There is a different view that emphasises competition as the main or even only way to ensure fair outcomes for consumers. It’s the model taught in Microeconomics 1 lectures. But we can think of many industries with low barriers to entry and plenty of players that deliver poor outcomes for consumers – private health insurance, mortgage broking, sports betting. Competition, in itself, can impose high transaction costs on consumers without yielding any benefits.

A single-minded focus on indicators such as concentration ratios and regulatory barriers can blind policymakers to the way markets actually work, often with high costs and with detriment to consumers, even if all the structural variables look OK. The Productivity Commission has announced that it will be undertaking a study to assess the economic effects of national competition reforms. This may provide an opportunity for policymakers to think beyond the simple models of undergraduate economics.

Taxing multinationals – “do unto others …”

It has been a long-standing concern that foreign-owned companies with operations in Australia use accounting practices that shift their recorded profits offshore to low-tax jurisdictions.

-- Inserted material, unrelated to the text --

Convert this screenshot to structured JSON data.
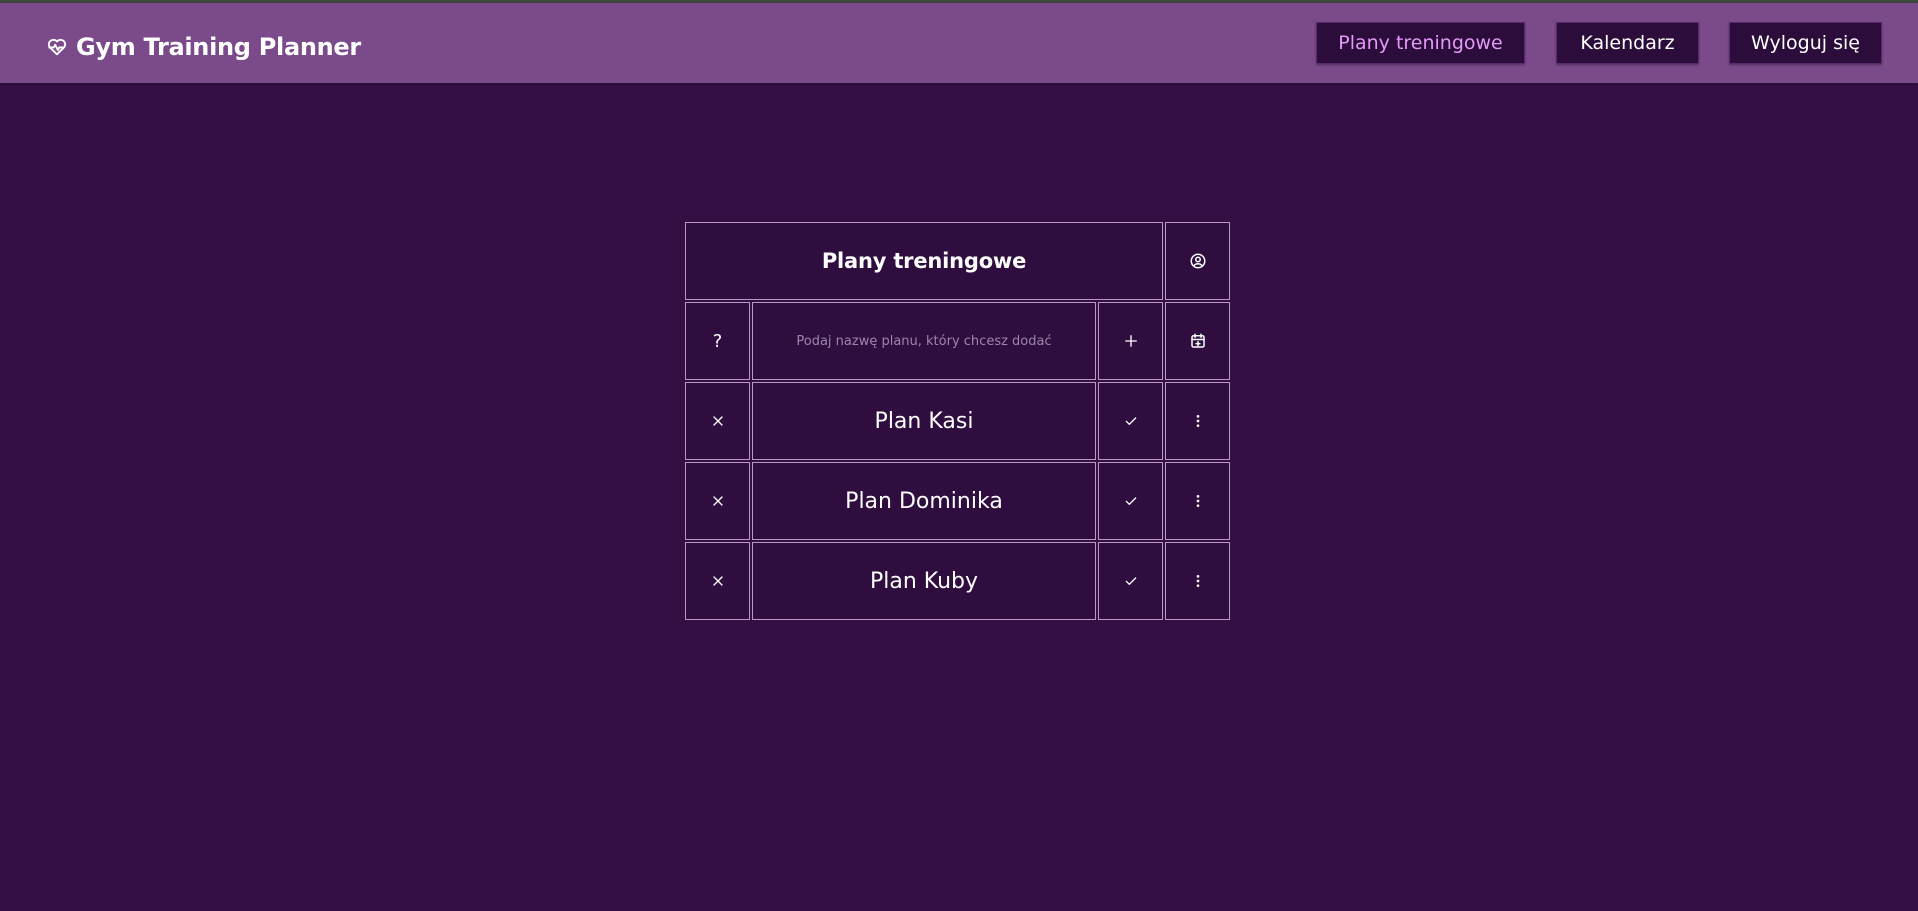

To rectify this situation, at least in part, Australia is one of 136 countries cooperating to counter a global race to the bottom by ensuring there is a global minimum effective tax rate of 15 percent applying to large multinational companies. Australia’s cooperation in this agreement, co-ordinated by the OECD, was an election promise of the Albanese government.

An explanation is in the 2023-24 Budget (Pages 177 and 178 of Budget Paper 1), and specific details are in a Treasury consultation paper released last month: Global and domestic minimum taxes: Interactions with other Australian tax laws. Treasury estimates that it will collect about an extra $370 million over three years from when it comes into effect in 2024-25.

Writing in The Conversation Kerrie Sadiq of the Queensland University of Technology and Richard Krever of the University of Western Australia note that Australia has signed on to this initiative. They note, however, that Australia has joined another 47 rich countries that have refused to sign on to a UN convention to ensure multinational companies pay tax in countries where they make their money: Why is Australia helping to block a move to tax multinational corporations properly?. Although the OECD agreement and the UN proposals use different mechanisms, they are both directed to minimizing multinational tax avoidance through profit-shifting. As Sadiq and Krever point out, Australia has thrown its lot in with the rich, exhibiting a degree of hypocrisy in our approach to multinational taxation.

Historically Australia has been dependent on foreign investment, but Australian domiciled companies are becoming significant investors in other countries. That’s why we try to have a foot in both camps.